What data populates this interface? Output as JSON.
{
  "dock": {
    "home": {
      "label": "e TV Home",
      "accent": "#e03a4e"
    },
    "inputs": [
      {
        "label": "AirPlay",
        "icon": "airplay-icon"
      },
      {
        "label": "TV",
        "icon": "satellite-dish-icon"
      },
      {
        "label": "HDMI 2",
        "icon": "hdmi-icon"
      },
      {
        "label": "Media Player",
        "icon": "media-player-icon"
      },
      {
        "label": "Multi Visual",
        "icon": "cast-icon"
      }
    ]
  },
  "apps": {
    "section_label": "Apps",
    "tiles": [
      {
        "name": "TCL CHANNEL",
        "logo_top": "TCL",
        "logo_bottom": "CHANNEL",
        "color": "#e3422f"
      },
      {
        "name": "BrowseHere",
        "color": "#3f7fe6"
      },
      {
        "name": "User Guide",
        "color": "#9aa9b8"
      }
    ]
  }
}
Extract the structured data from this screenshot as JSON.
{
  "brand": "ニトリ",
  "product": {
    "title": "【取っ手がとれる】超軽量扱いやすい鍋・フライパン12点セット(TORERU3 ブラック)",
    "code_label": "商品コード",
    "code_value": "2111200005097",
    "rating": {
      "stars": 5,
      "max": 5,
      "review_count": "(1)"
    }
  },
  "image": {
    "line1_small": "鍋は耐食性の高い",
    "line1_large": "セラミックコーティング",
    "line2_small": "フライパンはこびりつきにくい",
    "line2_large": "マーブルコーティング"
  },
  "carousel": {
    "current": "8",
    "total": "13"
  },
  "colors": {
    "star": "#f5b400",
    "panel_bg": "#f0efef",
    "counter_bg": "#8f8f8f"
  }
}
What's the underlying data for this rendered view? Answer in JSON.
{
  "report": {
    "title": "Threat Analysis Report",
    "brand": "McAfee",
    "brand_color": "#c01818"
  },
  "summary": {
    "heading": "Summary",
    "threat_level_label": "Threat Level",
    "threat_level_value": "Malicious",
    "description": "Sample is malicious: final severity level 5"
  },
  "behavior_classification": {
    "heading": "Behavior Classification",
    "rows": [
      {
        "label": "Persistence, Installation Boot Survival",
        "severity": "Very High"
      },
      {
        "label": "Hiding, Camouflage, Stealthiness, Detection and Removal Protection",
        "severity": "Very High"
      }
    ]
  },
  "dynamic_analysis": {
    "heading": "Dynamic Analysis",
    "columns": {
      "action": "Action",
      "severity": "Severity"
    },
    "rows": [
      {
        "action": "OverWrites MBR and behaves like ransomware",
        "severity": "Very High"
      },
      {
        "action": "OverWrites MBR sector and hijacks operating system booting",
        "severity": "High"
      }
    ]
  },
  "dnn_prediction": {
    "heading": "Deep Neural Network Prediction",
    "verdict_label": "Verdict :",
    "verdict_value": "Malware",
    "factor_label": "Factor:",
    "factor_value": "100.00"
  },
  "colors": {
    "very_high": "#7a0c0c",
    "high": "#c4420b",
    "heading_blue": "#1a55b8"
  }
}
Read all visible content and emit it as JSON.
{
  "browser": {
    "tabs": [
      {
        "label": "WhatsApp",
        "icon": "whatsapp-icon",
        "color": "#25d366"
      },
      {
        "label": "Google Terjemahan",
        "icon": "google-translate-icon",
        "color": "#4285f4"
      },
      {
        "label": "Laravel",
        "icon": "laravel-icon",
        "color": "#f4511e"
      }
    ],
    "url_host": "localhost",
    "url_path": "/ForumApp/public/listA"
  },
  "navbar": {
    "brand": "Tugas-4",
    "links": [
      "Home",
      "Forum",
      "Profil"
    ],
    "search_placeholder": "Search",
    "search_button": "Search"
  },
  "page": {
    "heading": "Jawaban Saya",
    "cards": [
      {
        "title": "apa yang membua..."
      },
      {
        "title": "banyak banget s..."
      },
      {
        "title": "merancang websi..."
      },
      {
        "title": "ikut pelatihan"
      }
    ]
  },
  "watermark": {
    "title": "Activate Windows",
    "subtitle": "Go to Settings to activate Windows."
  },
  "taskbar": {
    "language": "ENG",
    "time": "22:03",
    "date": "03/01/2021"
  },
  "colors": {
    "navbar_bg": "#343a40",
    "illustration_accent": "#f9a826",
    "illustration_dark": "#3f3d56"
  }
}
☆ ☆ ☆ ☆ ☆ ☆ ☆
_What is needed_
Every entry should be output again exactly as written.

_Output_
What data populates this interface? Output as JSON.
{
  "dock": {
    "home": {
      "label": "e TV Home",
      "accent": "#e03a4e"
    },
    "inputs": [
      {
        "label": "AirPlay",
        "icon": "airplay-icon"
      },
      {
        "label": "TV",
        "icon": "satellite-dish-icon"
      },
      {
        "label": "HDMI 2",
        "icon": "hdmi-icon"
      },
      {
        "label": "Media Player",
        "icon": "media-player-icon"
      },
      {
        "label": "Multi Visual",
        "icon": "cast-icon"
      }
    ]
  },
  "apps": {
    "section_label": "Apps",
    "tiles": [
      {
        "name": "TCL CHANNEL",
        "logo_top": "TCL",
        "logo_bottom": "CHANNEL",
        "color": "#e3422f"
      },
      {
        "name": "BrowseHere",
        "color": "#3f7fe6"
      },
      {
        "name": "User Guide",
        "color": "#9aa9b8"
      }
    ]
  }
}
Extract the structured data from this screenshot as JSON.
{
  "brand": "ニトリ",
  "product": {
    "title": "【取っ手がとれる】超軽量扱いやすい鍋・フライパン12点セット(TORERU3 ブラック)",
    "code_label": "商品コード",
    "code_value": "2111200005097",
    "rating": {
      "stars": 5,
      "max": 5,
      "review_count": "(1)"
    }
  },
  "image": {
    "line1_small": "鍋は耐食性の高い",
    "line1_large": "セラミックコーティング",
    "line2_small": "フライパンはこびりつきにくい",
    "line2_large": "マーブルコーティング"
  },
  "carousel": {
    "current": "8",
    "total": "13"
  },
  "colors": {
    "star": "#f5b400",
    "panel_bg": "#f0efef",
    "counter_bg": "#8f8f8f"
  }
}
What's the underlying data for this rendered view? Answer in JSON.
{
  "report": {
    "title": "Threat Analysis Report",
    "brand": "McAfee",
    "brand_color": "#c01818"
  },
  "summary": {
    "heading": "Summary",
    "threat_level_label": "Threat Level",
    "threat_level_value": "Malicious",
    "description": "Sample is malicious: final severity level 5"
  },
  "behavior_classification": {
    "heading": "Behavior Classification",
    "rows": [
      {
        "label": "Persistence, Installation Boot Survival",
        "severity": "Very High"
      },
      {
        "label": "Hiding, Camouflage, Stealthiness, Detection and Removal Protection",
        "severity": "Very High"
      }
    ]
  },
  "dynamic_analysis": {
    "heading": "Dynamic Analysis",
    "columns": {
      "action": "Action",
      "severity": "Severity"
    },
    "rows": [
      {
        "action": "OverWrites MBR and behaves like ransomware",
        "severity": "Very High"
      },
      {
        "action": "OverWrites MBR sector and hijacks operating system booting",
        "severity": "High"
      }
    ]
  },
  "dnn_prediction": {
    "heading": "Deep Neural Network Prediction",
    "verdict_label": "Verdict :",
    "verdict_value": "Malware",
    "factor_label": "Factor:",
    "factor_value": "100.00"
  },
  "colors": {
    "very_high": "#7a0c0c",
    "high": "#c4420b",
    "heading_blue": "#1a55b8"
  }
}
Read all visible content and emit it as JSON.
{
  "browser": {
    "tabs": [
      {
        "label": "WhatsApp",
        "icon": "whatsapp-icon",
        "color": "#25d366"
      },
      {
        "label": "Google Terjemahan",
        "icon": "google-translate-icon",
        "color": "#4285f4"
      },
      {
        "label": "Laravel",
        "icon": "laravel-icon",
        "color": "#f4511e"
      }
    ],
    "url_host": "localhost",
    "url_path": "/ForumApp/public/listA"
  },
  "navbar": {
    "brand": "Tugas-4",
    "links": [
      "Home",
      "Forum",
      "Profil"
    ],
    "search_placeholder": "Search",
    "search_button": "Search"
  },
  "page": {
    "heading": "Jawaban Saya",
    "cards": [
      {
        "title": "apa yang membua..."
      },
      {
        "title": "banyak banget s..."
      },
      {
        "title": "merancang websi..."
      },
      {
        "title": "ikut pelatihan"
      }
    ]
  },
  "watermark": {
    "title": "Activate Windows",
    "subtitle": "Go to Settings to activate Windows."
  },
  "taskbar": {
    "language": "ENG",
    "time": "22:03",
    "date": "03/01/2021"
  },
  "colors": {
    "navbar_bg": "#343a40",
    "illustration_accent": "#f9a826",
    "illustration_dark": "#3f3d56"
  }
}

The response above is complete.